“Use what talents you possess; the woods would be very silent if no birds sang there except those that sang best.” Henry Van Dyke
This is developed from a pattern by Laura Heine, who has a lovely collection of patterns that she has developed. If you love animal patterns, be sure of check out her website at fiberworks-heine.com. This particular pattern is called “Bird in Hand”. The background is a selection of indigo and tan batiks. The birds are offset in bright Kaffe Fasset fabrics highlighted with contrasting and complimentary batiks. The birds are hand appliqued onto the blocks.
The birds and flowers are then enhanced with fancy machine stitches.
The quilt in 70×70
The quilt does not have a traditional binding, but has a knife edge with facing to the back.
The quilt was then hand quilted to finish.
Watch for faeries that “kidnap good looking men and women, stealing them away to the Otherworld realm where pain and suffering are unknown, and music and feasting the perennial occupations. On moonlit night in open spaces mortal captives may be seen dancing with faeries….” Juliette Wood
I’m fascinated by ancient art, especially the designs used by the Celts. This is adapted from a 4th century BC stone carving. The central design is hand appliqued onto a single piece of multicolor commercial batik. All the fabric is commercially made batiks. The designs in the corners are adapted from 1st century BC spiral designs
This one is “Lakenheath”
This is “Brentford”
This is an unprovenanced spiral
And the last one is “Cornalaragh”
The quilting is done by outline quilting the designs and echo quilting around the patterns.
The quilt is about 58X58 inches. I used an 80/20 Winline batting and used Superior King Tut variegated threads for quilting.
Sometimes the best way to learn a lesson isn’t just hearing the words, but putting it into practice by experimenting with it and finding its truth for yourself instead of taking someone else’s word for it.”
― A.J. Darkholme, Rise of the Morningstar
I’ve been away for awhile- – – Life calling….
I found this wonderful square, designed by Laura Wheeler and published in the ‘Cincinnati Enquirer’ in the 1930’s. It’s called ‘Hidden Flower’. I really wanted to see how it fit together and how it assembled. So by digging in my stash, I came up with some possibilities and put together a couple of Blocks.
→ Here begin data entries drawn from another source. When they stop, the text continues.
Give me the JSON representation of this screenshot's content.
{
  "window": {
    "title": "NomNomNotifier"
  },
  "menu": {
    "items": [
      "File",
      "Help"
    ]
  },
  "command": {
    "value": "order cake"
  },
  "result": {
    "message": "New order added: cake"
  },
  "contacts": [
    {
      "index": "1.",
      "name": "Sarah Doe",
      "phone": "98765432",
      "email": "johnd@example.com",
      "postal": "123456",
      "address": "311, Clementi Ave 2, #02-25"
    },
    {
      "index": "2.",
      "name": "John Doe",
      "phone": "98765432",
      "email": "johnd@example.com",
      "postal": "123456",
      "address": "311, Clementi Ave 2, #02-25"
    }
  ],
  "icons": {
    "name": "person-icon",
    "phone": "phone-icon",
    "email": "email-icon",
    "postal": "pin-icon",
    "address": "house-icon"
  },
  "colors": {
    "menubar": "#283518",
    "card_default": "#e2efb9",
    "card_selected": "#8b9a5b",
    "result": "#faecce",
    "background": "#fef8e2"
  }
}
The quarter circles were large enough to add some machine and hand appliquéd highlights. Now to translate this into materials for which I actually have enough yardage. . . .
The piece is 26×52″. It looks like the color is draining out of the bottom. Haven’t decided on a name. Any suggestions?
It is also hand quilted